Fred and Ginger are typical kitties…but their human isn’t always a fan.
Ginger (an orange tiger-stripe, of course) is a bit odd. “She plays with peas, / purrs at artichokes, / and speaks to pigeons.” Black puss Fred is a bit lazy; he sleeps on “sweaters (preferably white ones)” and “towels (obviously white ones)” and in the sink (white). Fred also likes to sleep under the covers of the bed (which he also fully occupies) and on top of the newspaper (when it’s being read). “He is friends with the vase, and the side table” (rubbing up against them) but certainly “NOT the vacuum” (when it is turned on, he runs). Fred “thinks he’s good at hiding” (behind sheer drapes), and sometimes the two gang up on their human (who is an artist). He yells when he “can’t take it anymore,” scaring the cats…and then apologizes with treats. The cats forgive him…but he knows who is in charge. International picture-book author Cali pens a simple story every cat’s human will recognize. However, it’s Italian debut illustrator Pirolli’s perfect portrayals of pussycats that charm from every page. Both cat expressions and the lines of their bodies are flawless. The interplay between textual narrative and illustrations is a primer in visual irony, so deadpan that children may need a few runs through to get it.

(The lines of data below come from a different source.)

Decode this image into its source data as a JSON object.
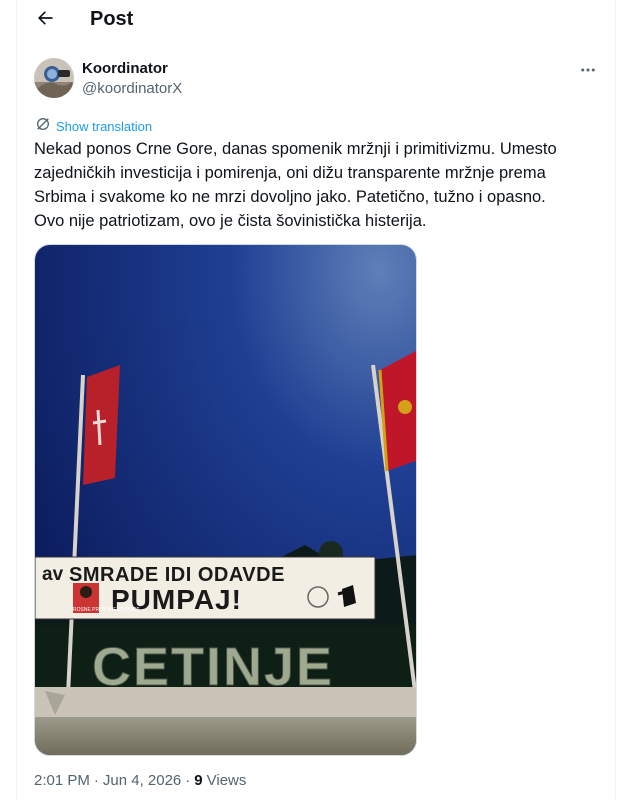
{
  "header": {
    "title": "Post"
  },
  "author": {
    "name": "Koordinator",
    "handle": "@koordinatorX"
  },
  "translate": {
    "label": "Show translation"
  },
  "tweet": {
    "text": "Nekad ponos Crne Gore, danas spomenik mržnji i primitivizmu. Umesto\nzajedničkih investicija i pomirenja, oni dižu transparente mržnje prema\nSrbima i svakome ko ne mrzi dovoljno jako. Patetično, tužno i opasno.\nOvo nije patriotizam, ovo je čista šovinistička histerija."
  },
  "media": {
    "banner_prefix": "av",
    "banner_line1": "SMRADE IDI ODAVDE",
    "banner_line2": "PUMPAJ!",
    "banner_small": "ROSNE PROB\nIMESTI POST",
    "sign": "CETINJE"
  },
  "meta": {
    "time": "2:01 PM",
    "date": "Jun 4, 2026",
    "sep": "·",
    "views_count": "9",
    "views_label": "Views"
  },
  "colors": {
    "accent": "#1d9bf0",
    "muted": "#536471",
    "text": "#0f1419",
    "border": "#cfd9de"
  },
  "icons": {
    "back": "arrow-left-icon",
    "more": "more-horizontal-icon",
    "translate": "globe-icon"
  }
}
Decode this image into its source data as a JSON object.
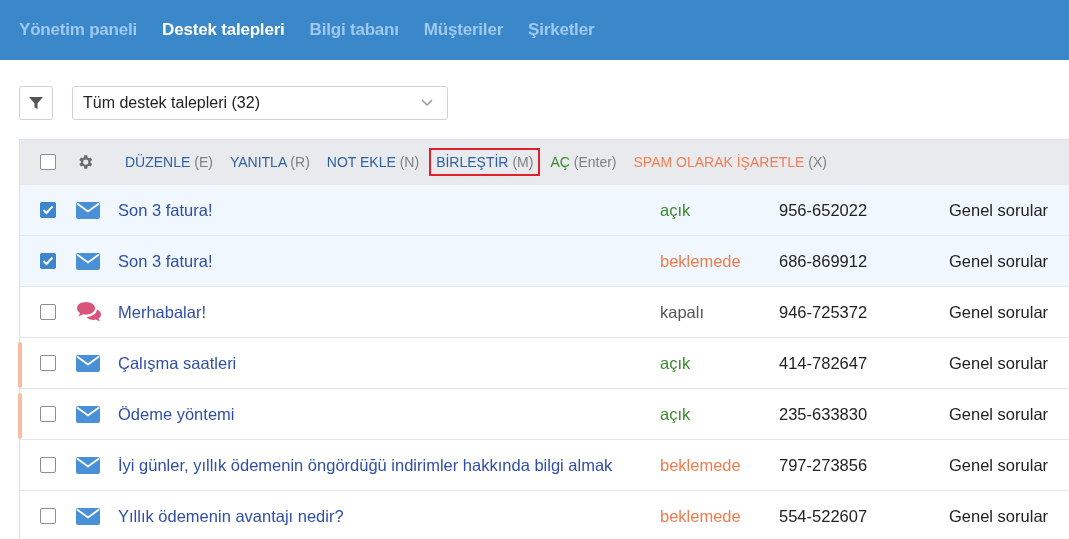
{
  "nav": {
    "tabs": [
      {
        "label": "Yönetim paneli",
        "selected": false
      },
      {
        "label": "Destek talepleri",
        "selected": true
      },
      {
        "label": "Bilgi tabanı",
        "selected": false
      },
      {
        "label": "Müşteriler",
        "selected": false
      },
      {
        "label": "Şirketler",
        "selected": false
      }
    ]
  },
  "filter": {
    "view_select": {
      "value": "Tüm destek talepleri (32)"
    }
  },
  "toolbar": {
    "select_all": {
      "checked": false
    },
    "actions": [
      {
        "label": "DÜZENLE",
        "shortcut": "(E)",
        "kind": "normal",
        "highlighted": false
      },
      {
        "label": "YANITLA",
        "shortcut": "(R)",
        "kind": "normal",
        "highlighted": false
      },
      {
        "label": "NOT EKLE",
        "shortcut": "(N)",
        "kind": "normal",
        "highlighted": false
      },
      {
        "label": "BİRLEŞTİR",
        "shortcut": "(M)",
        "kind": "normal",
        "highlighted": true
      },
      {
        "label": "AÇ",
        "shortcut": "(Enter)",
        "kind": "positive",
        "highlighted": false
      },
      {
        "label": "SPAM OLARAK İŞARETLE",
        "shortcut": "(X)",
        "kind": "warning",
        "highlighted": false
      }
    ]
  },
  "tickets": [
    {
      "checked": true,
      "flagged": false,
      "kind": "email",
      "subject": "Son 3 fatura!",
      "status": {
        "text": "açık",
        "kind": "open"
      },
      "phone": "956-652022",
      "category": "Genel sorular"
    },
    {
      "checked": true,
      "flagged": false,
      "kind": "email",
      "subject": "Son 3 fatura!",
      "status": {
        "text": "beklemede",
        "kind": "pending"
      },
      "phone": "686-869912",
      "category": "Genel sorular"
    },
    {
      "checked": false,
      "flagged": false,
      "kind": "chat",
      "subject": "Merhabalar!",
      "status": {
        "text": "kapalı",
        "kind": "closed"
      },
      "phone": "946-725372",
      "category": "Genel sorular"
    },
    {
      "checked": false,
      "flagged": true,
      "kind": "email",
      "subject": "Çalışma saatleri",
      "status": {
        "text": "açık",
        "kind": "open"
      },
      "phone": "414-782647",
      "category": "Genel sorular"
    },
    {
      "checked": false,
      "flagged": true,
      "kind": "email",
      "subject": "Ödeme yöntemi",
      "status": {
        "text": "açık",
        "kind": "open"
      },
      "phone": "235-633830",
      "category": "Genel sorular"
    },
    {
      "checked": false,
      "flagged": false,
      "kind": "email",
      "subject": "İyi günler, yıllık ödemenin öngördüğü indirimler hakkında bilgi almak",
      "status": {
        "text": "beklemede",
        "kind": "pending"
      },
      "phone": "797-273856",
      "category": "Genel sorular"
    },
    {
      "checked": false,
      "flagged": false,
      "kind": "email",
      "subject": "Yıllık ödemenin avantajı nedir?",
      "status": {
        "text": "beklemede",
        "kind": "pending"
      },
      "phone": "554-522607",
      "category": "Genel sorular"
    }
  ]
}
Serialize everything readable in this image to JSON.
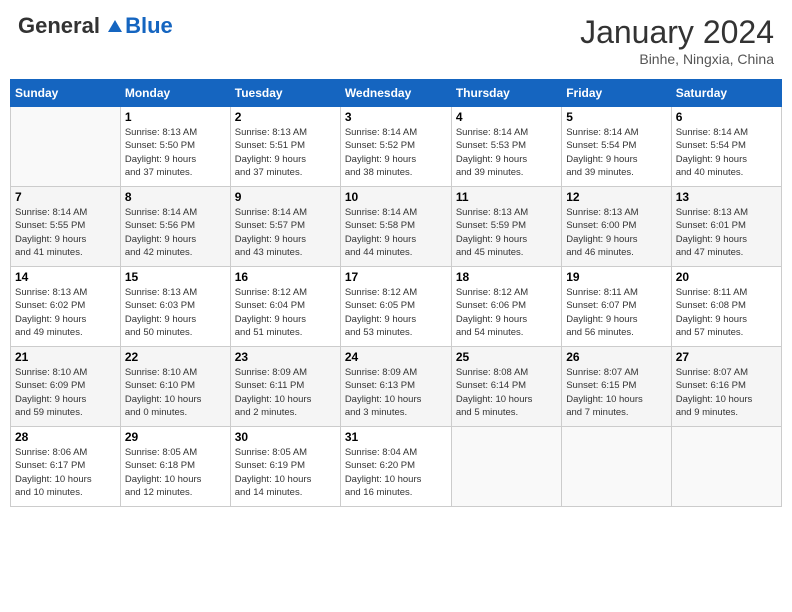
{
  "header": {
    "logo_general": "General",
    "logo_blue": "Blue",
    "month_title": "January 2024",
    "location": "Binhe, Ningxia, China"
  },
  "days_of_week": [
    "Sunday",
    "Monday",
    "Tuesday",
    "Wednesday",
    "Thursday",
    "Friday",
    "Saturday"
  ],
  "weeks": [
    [
      {
        "day": "",
        "info": ""
      },
      {
        "day": "1",
        "info": "Sunrise: 8:13 AM\nSunset: 5:50 PM\nDaylight: 9 hours\nand 37 minutes."
      },
      {
        "day": "2",
        "info": "Sunrise: 8:13 AM\nSunset: 5:51 PM\nDaylight: 9 hours\nand 37 minutes."
      },
      {
        "day": "3",
        "info": "Sunrise: 8:14 AM\nSunset: 5:52 PM\nDaylight: 9 hours\nand 38 minutes."
      },
      {
        "day": "4",
        "info": "Sunrise: 8:14 AM\nSunset: 5:53 PM\nDaylight: 9 hours\nand 39 minutes."
      },
      {
        "day": "5",
        "info": "Sunrise: 8:14 AM\nSunset: 5:54 PM\nDaylight: 9 hours\nand 39 minutes."
      },
      {
        "day": "6",
        "info": "Sunrise: 8:14 AM\nSunset: 5:54 PM\nDaylight: 9 hours\nand 40 minutes."
      }
    ],
    [
      {
        "day": "7",
        "info": "Sunrise: 8:14 AM\nSunset: 5:55 PM\nDaylight: 9 hours\nand 41 minutes."
      },
      {
        "day": "8",
        "info": "Sunrise: 8:14 AM\nSunset: 5:56 PM\nDaylight: 9 hours\nand 42 minutes."
      },
      {
        "day": "9",
        "info": "Sunrise: 8:14 AM\nSunset: 5:57 PM\nDaylight: 9 hours\nand 43 minutes."
      },
      {
        "day": "10",
        "info": "Sunrise: 8:14 AM\nSunset: 5:58 PM\nDaylight: 9 hours\nand 44 minutes."
      },
      {
        "day": "11",
        "info": "Sunrise: 8:13 AM\nSunset: 5:59 PM\nDaylight: 9 hours\nand 45 minutes."
      },
      {
        "day": "12",
        "info": "Sunrise: 8:13 AM\nSunset: 6:00 PM\nDaylight: 9 hours\nand 46 minutes."
      },
      {
        "day": "13",
        "info": "Sunrise: 8:13 AM\nSunset: 6:01 PM\nDaylight: 9 hours\nand 47 minutes."
      }
    ],
    [
      {
        "day": "14",
        "info": "Sunrise: 8:13 AM\nSunset: 6:02 PM\nDaylight: 9 hours\nand 49 minutes."
      },
      {
        "day": "15",
        "info": "Sunrise: 8:13 AM\nSunset: 6:03 PM\nDaylight: 9 hours\nand 50 minutes."
      },
      {
        "day": "16",
        "info": "Sunrise: 8:12 AM\nSunset: 6:04 PM\nDaylight: 9 hours\nand 51 minutes."
      },
      {
        "day": "17",
        "info": "Sunrise: 8:12 AM\nSunset: 6:05 PM\nDaylight: 9 hours\nand 53 minutes."
      },
      {
        "day": "18",
        "info": "Sunrise: 8:12 AM\nSunset: 6:06 PM\nDaylight: 9 hours\nand 54 minutes."
      },
      {
        "day": "19",
        "info": "Sunrise: 8:11 AM\nSunset: 6:07 PM\nDaylight: 9 hours\nand 56 minutes."
      },
      {
        "day": "20",
        "info": "Sunrise: 8:11 AM\nSunset: 6:08 PM\nDaylight: 9 hours\nand 57 minutes."
      }
    ],
    [
      {
        "day": "21",
        "info": "Sunrise: 8:10 AM\nSunset: 6:09 PM\nDaylight: 9 hours\nand 59 minutes."
      },
      {
        "day": "22",
        "info": "Sunrise: 8:10 AM\nSunset: 6:10 PM\nDaylight: 10 hours\nand 0 minutes."
      },
      {
        "day": "23",
        "info": "Sunrise: 8:09 AM\nSunset: 6:11 PM\nDaylight: 10 hours\nand 2 minutes."
      },
      {
        "day": "24",
        "info": "Sunrise: 8:09 AM\nSunset: 6:13 PM\nDaylight: 10 hours\nand 3 minutes."
      },
      {
        "day": "25",
        "info": "Sunrise: 8:08 AM\nSunset: 6:14 PM\nDaylight: 10 hours\nand 5 minutes."
      },
      {
        "day": "26",
        "info": "Sunrise: 8:07 AM\nSunset: 6:15 PM\nDaylight: 10 hours\nand 7 minutes."
      },
      {
        "day": "27",
        "info": "Sunrise: 8:07 AM\nSunset: 6:16 PM\nDaylight: 10 hours\nand 9 minutes."
      }
    ],
    [
      {
        "day": "28",
        "info": "Sunrise: 8:06 AM\nSunset: 6:17 PM\nDaylight: 10 hours\nand 10 minutes."
      },
      {
        "day": "29",
        "info": "Sunrise: 8:05 AM\nSunset: 6:18 PM\nDaylight: 10 hours\nand 12 minutes."
      },
      {
        "day": "30",
        "info": "Sunrise: 8:05 AM\nSunset: 6:19 PM\nDaylight: 10 hours\nand 14 minutes."
      },
      {
        "day": "31",
        "info": "Sunrise: 8:04 AM\nSunset: 6:20 PM\nDaylight: 10 hours\nand 16 minutes."
      },
      {
        "day": "",
        "info": ""
      },
      {
        "day": "",
        "info": ""
      },
      {
        "day": "",
        "info": ""
      }
    ]
  ]
}
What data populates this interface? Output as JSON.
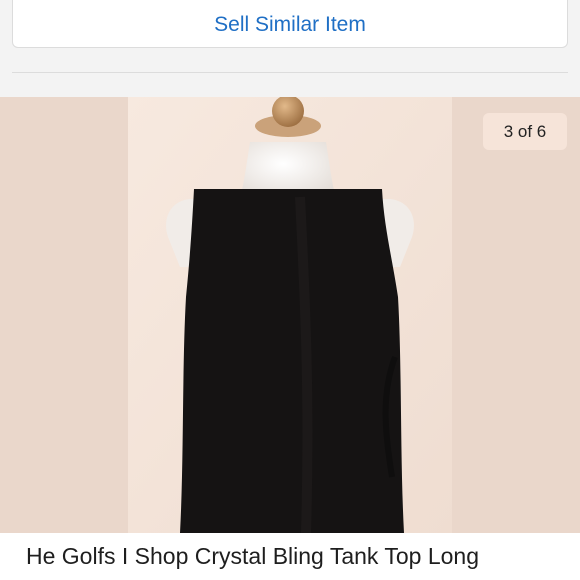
{
  "actions": {
    "sell_similar_label": "Sell Similar Item"
  },
  "gallery": {
    "counter_text": "3 of 6",
    "image_subject": "black sleeveless tank top on dress form"
  },
  "listing": {
    "title": "He Golfs I Shop Crystal Bling Tank Top Long"
  },
  "colors": {
    "link_blue": "#1f6fc5",
    "photo_bg": "#ead7cb",
    "garment": "#151313"
  }
}
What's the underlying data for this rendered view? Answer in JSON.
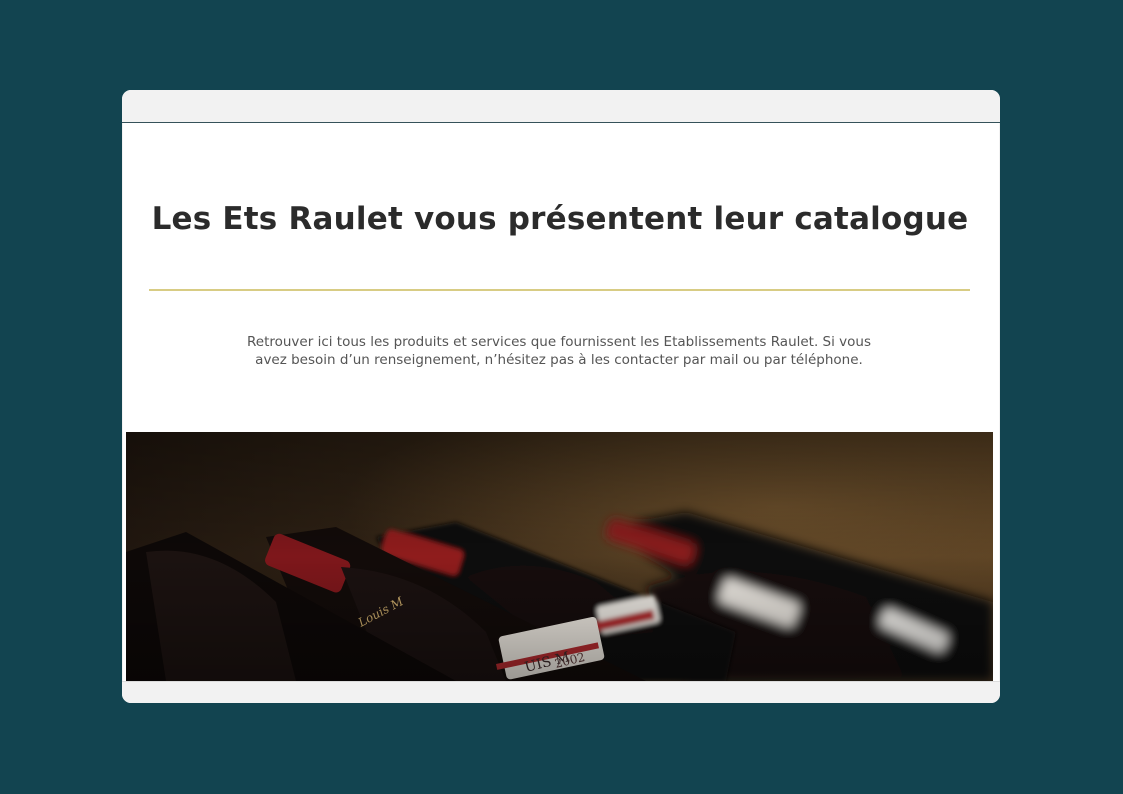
{
  "page": {
    "title": "Les Ets Raulet vous présentent leur catalogue",
    "description": "Retrouver ici tous les produits et services que fournissent  les Etablissements Raulet. Si vous avez besoin d’un renseignement, n’hésitez pas à les contacter par mail ou par téléphone."
  },
  "hero_image": {
    "subject": "wine-bottles-photo"
  },
  "colors": {
    "background": "#124450",
    "accent_rule": "#d8cc84",
    "title_text": "#2b2b2b",
    "body_text": "#555555"
  }
}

Just about any human owned by a cat would appreciate this as a gift. (Picture book. 4-10)